*** Opening Data to use ***

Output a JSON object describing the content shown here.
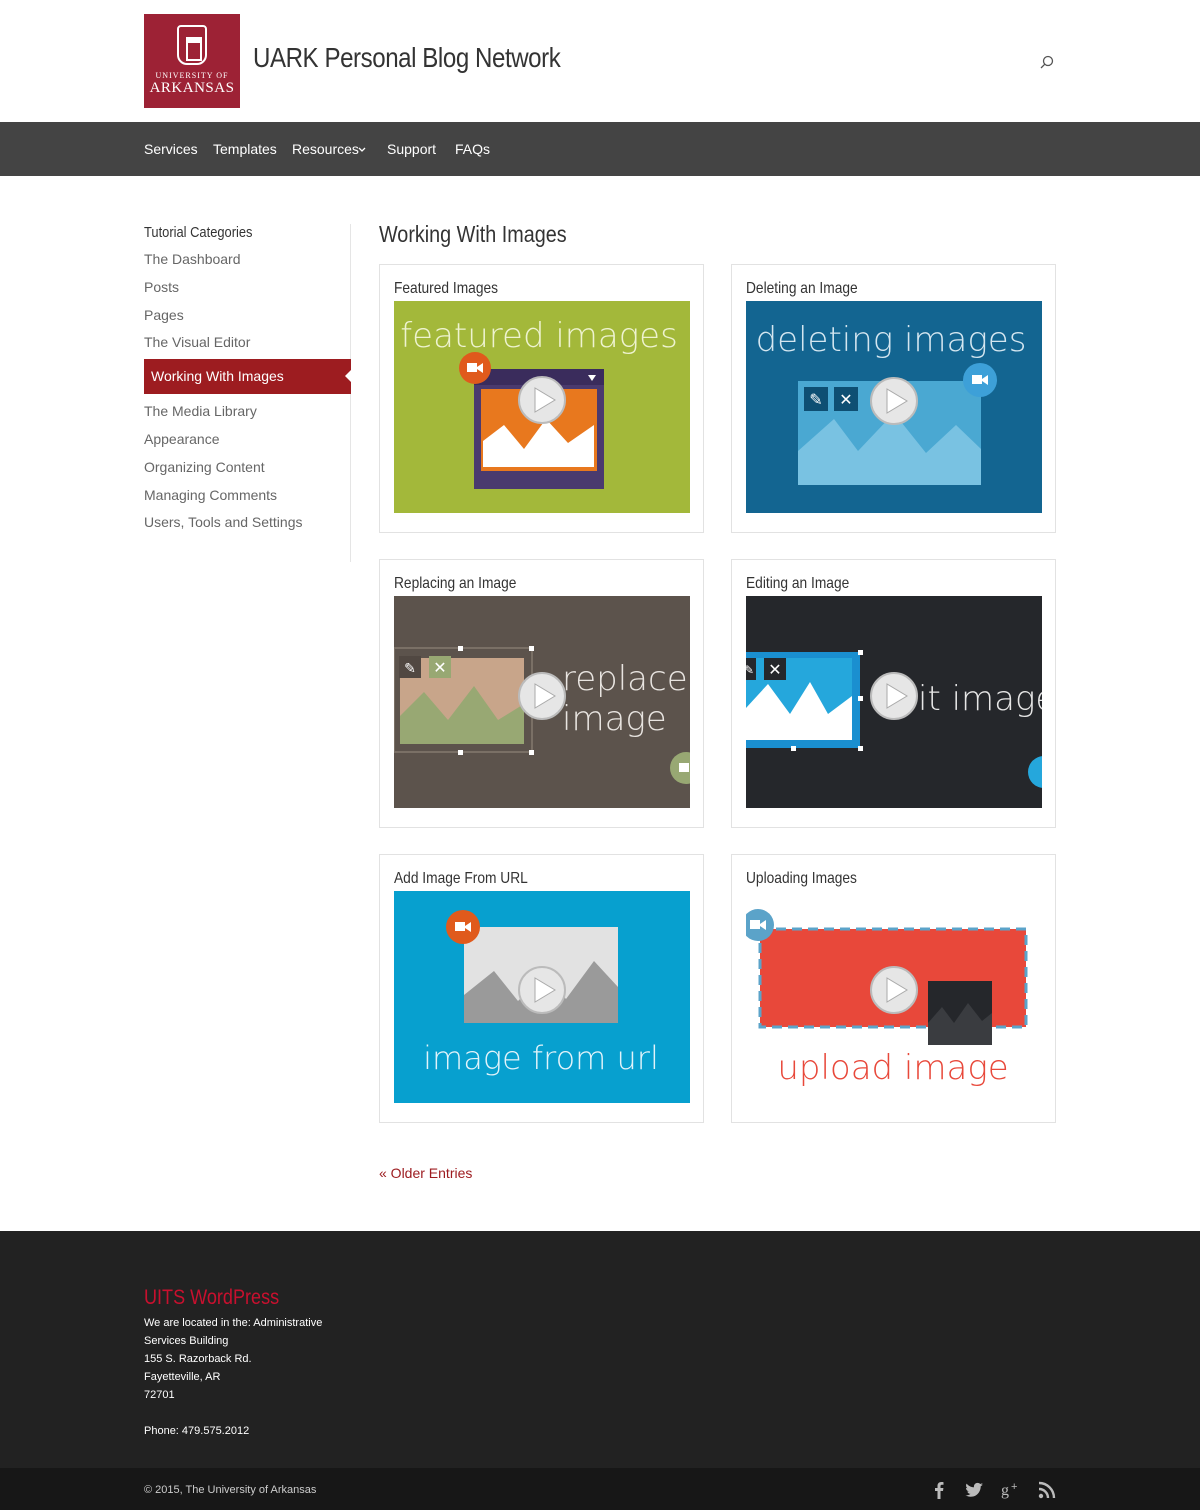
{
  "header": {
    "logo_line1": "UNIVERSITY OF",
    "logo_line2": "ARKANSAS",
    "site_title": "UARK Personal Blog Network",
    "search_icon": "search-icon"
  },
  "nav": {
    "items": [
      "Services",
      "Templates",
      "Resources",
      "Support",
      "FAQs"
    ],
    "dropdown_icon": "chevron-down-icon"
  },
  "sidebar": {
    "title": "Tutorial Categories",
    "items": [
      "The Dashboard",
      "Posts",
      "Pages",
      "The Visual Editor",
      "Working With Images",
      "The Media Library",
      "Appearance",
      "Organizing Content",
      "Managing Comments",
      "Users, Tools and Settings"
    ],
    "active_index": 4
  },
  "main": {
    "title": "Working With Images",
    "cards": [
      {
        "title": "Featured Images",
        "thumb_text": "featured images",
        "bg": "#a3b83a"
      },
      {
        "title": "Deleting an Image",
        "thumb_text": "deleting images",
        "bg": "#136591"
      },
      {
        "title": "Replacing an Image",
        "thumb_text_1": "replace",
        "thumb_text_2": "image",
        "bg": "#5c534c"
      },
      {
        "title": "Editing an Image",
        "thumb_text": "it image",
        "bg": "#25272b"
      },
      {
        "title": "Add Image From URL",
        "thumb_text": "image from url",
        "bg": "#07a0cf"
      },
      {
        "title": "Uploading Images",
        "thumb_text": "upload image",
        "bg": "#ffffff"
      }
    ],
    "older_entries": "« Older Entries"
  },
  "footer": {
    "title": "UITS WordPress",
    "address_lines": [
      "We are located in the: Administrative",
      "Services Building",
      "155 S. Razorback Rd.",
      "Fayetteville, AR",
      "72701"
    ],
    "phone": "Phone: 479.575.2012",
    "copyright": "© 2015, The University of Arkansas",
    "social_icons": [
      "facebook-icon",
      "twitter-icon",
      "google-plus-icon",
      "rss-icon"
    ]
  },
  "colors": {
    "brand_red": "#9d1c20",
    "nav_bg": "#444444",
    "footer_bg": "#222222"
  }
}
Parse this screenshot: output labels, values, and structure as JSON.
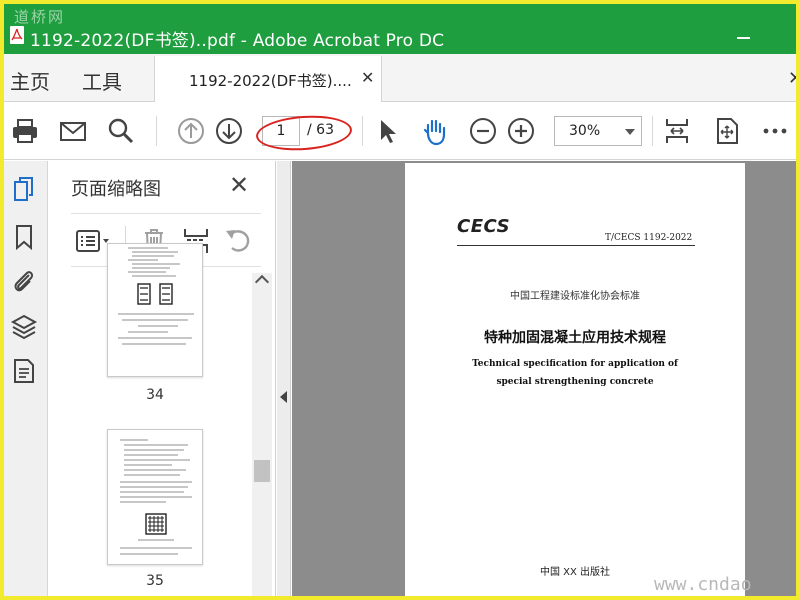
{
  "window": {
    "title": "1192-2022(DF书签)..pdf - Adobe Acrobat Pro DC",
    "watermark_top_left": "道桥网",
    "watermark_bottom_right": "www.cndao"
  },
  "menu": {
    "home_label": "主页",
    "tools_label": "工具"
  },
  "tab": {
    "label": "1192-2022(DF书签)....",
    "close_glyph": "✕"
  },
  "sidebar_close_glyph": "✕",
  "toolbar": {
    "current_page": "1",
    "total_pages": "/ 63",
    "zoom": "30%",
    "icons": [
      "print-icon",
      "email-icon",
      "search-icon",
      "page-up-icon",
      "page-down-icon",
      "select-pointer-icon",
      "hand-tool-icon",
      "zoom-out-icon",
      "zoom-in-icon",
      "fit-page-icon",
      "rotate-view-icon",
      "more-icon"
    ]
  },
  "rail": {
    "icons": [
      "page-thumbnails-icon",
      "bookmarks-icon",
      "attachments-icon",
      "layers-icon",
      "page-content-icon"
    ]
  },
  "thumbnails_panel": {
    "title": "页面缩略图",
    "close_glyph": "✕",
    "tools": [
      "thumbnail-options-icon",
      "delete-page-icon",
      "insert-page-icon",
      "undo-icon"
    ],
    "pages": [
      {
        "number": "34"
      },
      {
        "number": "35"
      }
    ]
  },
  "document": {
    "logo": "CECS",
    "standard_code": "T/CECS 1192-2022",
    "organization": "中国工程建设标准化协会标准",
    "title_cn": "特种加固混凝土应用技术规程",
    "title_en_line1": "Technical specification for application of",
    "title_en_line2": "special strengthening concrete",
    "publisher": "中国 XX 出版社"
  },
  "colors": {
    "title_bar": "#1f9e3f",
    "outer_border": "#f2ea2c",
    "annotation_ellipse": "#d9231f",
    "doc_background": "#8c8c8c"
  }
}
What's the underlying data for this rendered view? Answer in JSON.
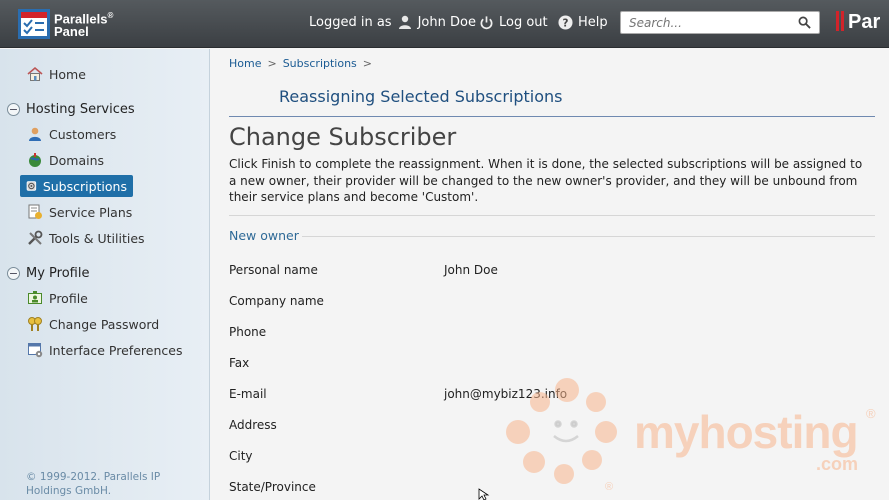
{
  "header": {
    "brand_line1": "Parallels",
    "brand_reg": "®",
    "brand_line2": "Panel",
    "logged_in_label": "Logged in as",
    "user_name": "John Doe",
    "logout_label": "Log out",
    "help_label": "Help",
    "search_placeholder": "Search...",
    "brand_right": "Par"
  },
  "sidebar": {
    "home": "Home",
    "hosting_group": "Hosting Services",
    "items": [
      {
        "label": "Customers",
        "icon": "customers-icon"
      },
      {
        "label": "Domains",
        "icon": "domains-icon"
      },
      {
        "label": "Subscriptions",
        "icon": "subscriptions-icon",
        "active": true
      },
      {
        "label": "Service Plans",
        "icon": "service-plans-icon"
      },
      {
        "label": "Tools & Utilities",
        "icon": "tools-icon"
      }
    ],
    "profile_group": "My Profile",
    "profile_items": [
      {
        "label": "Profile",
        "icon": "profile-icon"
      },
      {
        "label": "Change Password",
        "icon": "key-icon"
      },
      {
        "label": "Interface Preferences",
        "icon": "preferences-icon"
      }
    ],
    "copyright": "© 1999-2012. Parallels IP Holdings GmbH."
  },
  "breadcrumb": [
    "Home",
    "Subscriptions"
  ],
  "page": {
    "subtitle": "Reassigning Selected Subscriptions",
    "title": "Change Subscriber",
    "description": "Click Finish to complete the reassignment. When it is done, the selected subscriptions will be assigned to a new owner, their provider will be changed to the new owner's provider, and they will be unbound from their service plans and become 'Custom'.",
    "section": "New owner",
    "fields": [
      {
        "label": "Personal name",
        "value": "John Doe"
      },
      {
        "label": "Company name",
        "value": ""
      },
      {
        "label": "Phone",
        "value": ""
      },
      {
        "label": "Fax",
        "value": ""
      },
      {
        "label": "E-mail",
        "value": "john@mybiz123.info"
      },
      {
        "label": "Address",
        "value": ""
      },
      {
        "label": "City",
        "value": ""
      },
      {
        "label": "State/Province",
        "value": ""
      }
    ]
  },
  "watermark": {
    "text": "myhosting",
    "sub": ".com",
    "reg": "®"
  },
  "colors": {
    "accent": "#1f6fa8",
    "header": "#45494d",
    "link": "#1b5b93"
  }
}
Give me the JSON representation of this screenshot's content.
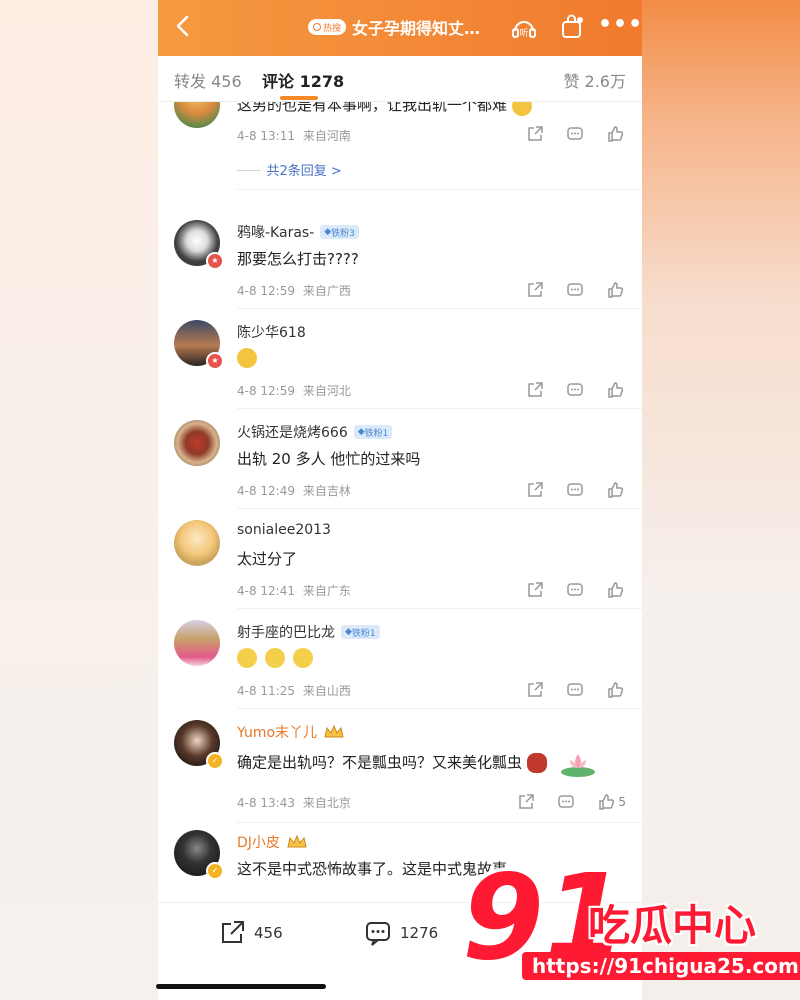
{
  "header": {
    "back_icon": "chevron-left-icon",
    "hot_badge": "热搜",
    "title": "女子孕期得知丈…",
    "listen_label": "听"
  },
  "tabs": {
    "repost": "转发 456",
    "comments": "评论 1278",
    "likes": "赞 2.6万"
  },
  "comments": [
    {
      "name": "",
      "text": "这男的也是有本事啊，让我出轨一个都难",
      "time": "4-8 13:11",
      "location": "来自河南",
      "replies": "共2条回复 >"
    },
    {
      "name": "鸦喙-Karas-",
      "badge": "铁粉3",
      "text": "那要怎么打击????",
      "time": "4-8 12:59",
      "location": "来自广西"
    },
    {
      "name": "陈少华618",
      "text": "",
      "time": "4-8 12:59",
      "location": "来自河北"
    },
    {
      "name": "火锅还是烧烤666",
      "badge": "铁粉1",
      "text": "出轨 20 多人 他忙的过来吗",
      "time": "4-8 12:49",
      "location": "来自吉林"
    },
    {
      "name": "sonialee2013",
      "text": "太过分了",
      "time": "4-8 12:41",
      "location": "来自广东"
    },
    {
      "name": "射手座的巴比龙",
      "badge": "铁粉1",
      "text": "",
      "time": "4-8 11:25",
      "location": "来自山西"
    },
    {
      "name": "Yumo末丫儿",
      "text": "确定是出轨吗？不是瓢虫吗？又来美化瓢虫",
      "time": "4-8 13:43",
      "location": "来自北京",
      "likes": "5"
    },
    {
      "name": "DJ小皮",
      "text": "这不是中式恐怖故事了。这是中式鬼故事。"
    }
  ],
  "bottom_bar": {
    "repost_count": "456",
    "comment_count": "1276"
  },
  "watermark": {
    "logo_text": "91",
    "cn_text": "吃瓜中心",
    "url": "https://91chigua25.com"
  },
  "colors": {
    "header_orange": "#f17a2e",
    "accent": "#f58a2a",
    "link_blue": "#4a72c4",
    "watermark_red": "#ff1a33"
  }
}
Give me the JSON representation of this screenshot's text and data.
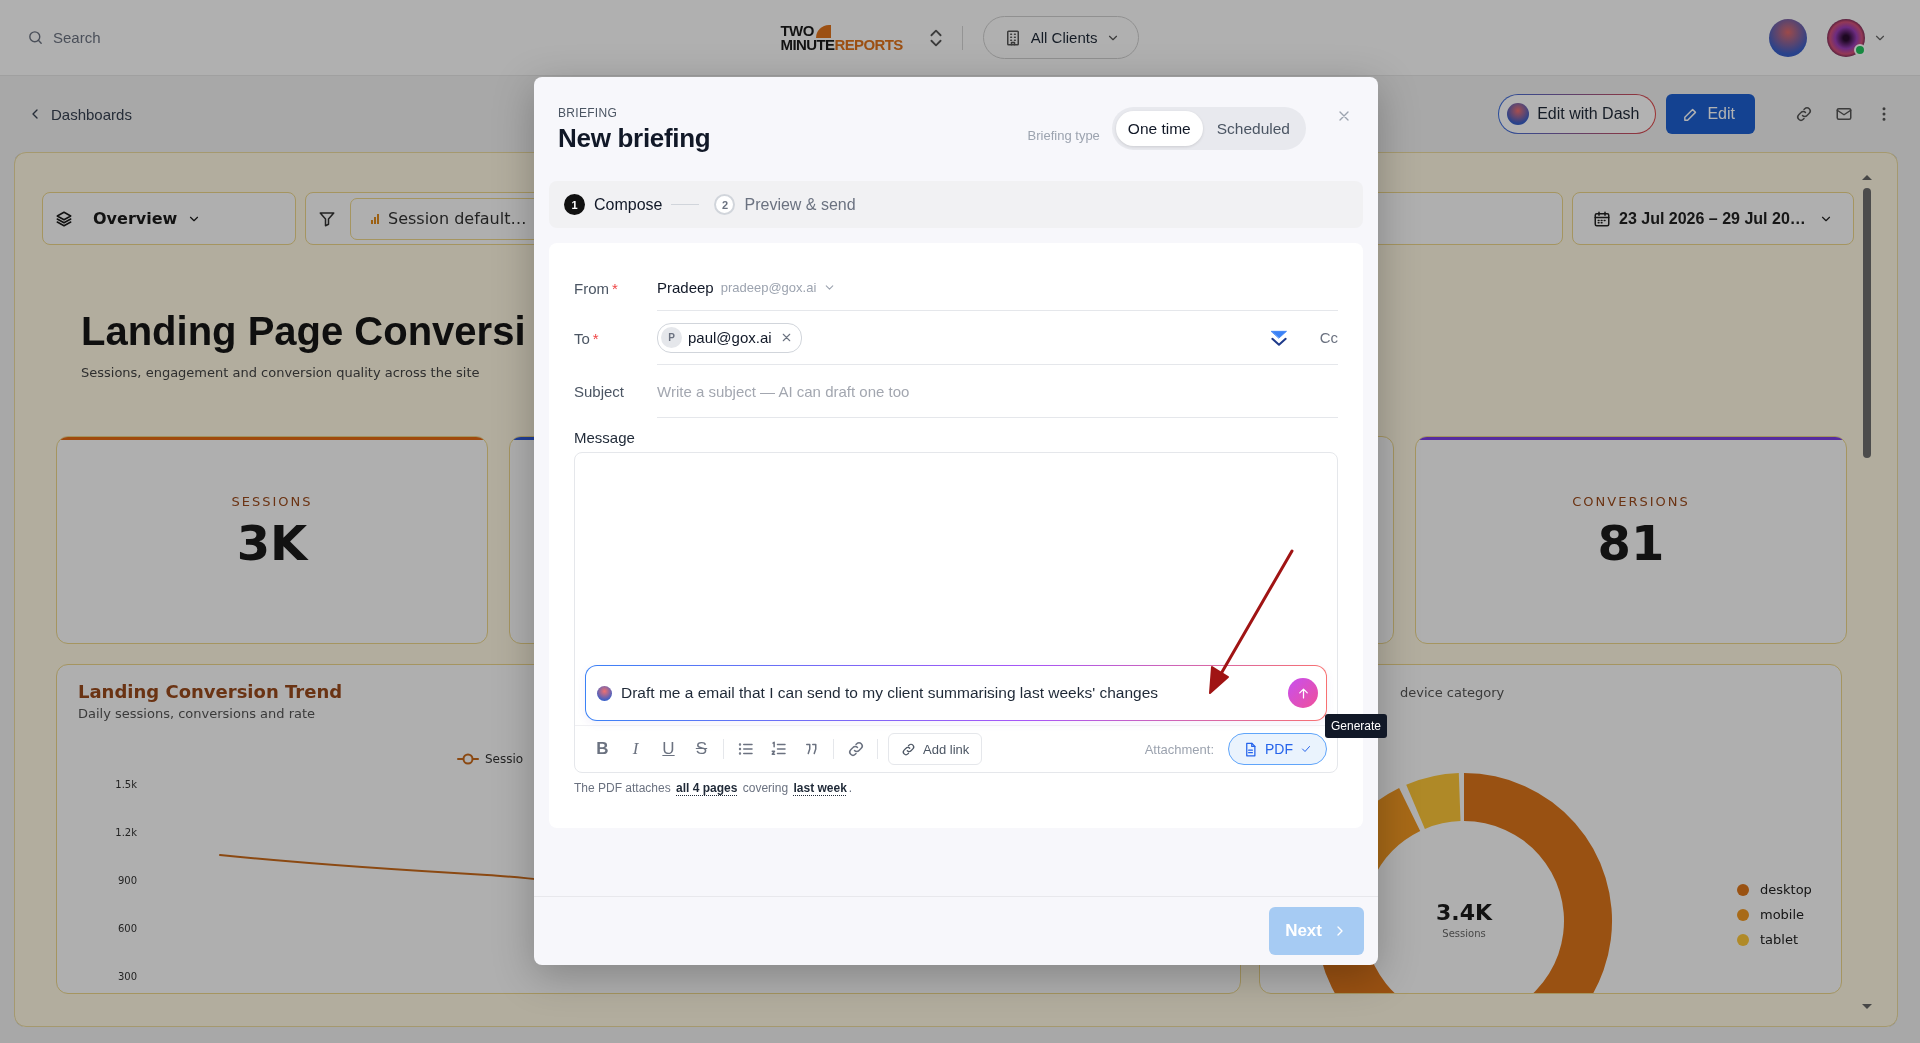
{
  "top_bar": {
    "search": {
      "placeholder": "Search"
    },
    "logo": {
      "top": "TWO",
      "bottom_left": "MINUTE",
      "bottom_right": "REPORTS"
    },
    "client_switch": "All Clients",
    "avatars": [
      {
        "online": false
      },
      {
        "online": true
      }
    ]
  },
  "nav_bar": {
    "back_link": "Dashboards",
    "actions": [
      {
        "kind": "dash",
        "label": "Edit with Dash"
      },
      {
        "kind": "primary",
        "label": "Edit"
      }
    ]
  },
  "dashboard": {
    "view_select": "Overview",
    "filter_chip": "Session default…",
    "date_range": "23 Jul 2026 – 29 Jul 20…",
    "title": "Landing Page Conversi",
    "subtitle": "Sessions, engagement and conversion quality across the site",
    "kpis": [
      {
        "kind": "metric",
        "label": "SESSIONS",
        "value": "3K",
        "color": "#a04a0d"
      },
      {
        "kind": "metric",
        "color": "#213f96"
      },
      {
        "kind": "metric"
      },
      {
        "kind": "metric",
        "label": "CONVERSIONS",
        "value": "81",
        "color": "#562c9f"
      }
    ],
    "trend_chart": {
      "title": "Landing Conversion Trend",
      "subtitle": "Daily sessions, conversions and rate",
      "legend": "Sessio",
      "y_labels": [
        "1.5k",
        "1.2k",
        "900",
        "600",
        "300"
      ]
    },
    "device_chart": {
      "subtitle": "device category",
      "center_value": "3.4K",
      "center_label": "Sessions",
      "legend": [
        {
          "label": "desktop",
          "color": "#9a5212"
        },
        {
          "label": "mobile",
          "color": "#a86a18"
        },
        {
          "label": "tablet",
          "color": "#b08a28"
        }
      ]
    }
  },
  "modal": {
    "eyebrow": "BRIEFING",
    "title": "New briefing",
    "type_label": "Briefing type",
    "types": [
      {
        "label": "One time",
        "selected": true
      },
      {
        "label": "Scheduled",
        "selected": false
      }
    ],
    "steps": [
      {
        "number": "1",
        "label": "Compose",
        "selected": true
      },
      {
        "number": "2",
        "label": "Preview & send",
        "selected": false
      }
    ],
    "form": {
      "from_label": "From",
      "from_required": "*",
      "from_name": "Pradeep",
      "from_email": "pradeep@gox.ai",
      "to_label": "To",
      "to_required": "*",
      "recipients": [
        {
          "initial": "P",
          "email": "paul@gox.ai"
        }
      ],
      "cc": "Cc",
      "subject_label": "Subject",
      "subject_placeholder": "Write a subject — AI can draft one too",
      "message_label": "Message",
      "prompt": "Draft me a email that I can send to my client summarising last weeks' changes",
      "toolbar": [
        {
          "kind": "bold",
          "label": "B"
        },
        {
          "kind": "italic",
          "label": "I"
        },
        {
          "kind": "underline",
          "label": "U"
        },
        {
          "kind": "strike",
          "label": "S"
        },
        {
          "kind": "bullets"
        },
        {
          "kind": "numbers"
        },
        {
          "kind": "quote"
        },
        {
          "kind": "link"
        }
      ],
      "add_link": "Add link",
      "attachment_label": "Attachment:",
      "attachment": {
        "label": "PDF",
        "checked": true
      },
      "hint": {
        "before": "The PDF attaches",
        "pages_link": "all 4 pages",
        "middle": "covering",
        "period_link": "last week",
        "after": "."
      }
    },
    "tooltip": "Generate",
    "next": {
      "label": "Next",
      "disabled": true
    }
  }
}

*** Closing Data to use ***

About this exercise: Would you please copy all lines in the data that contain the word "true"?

Task answer:
        "active": true
        "online": true
        "selected": true
        "selected": true
        "checked": true
      "disabled": true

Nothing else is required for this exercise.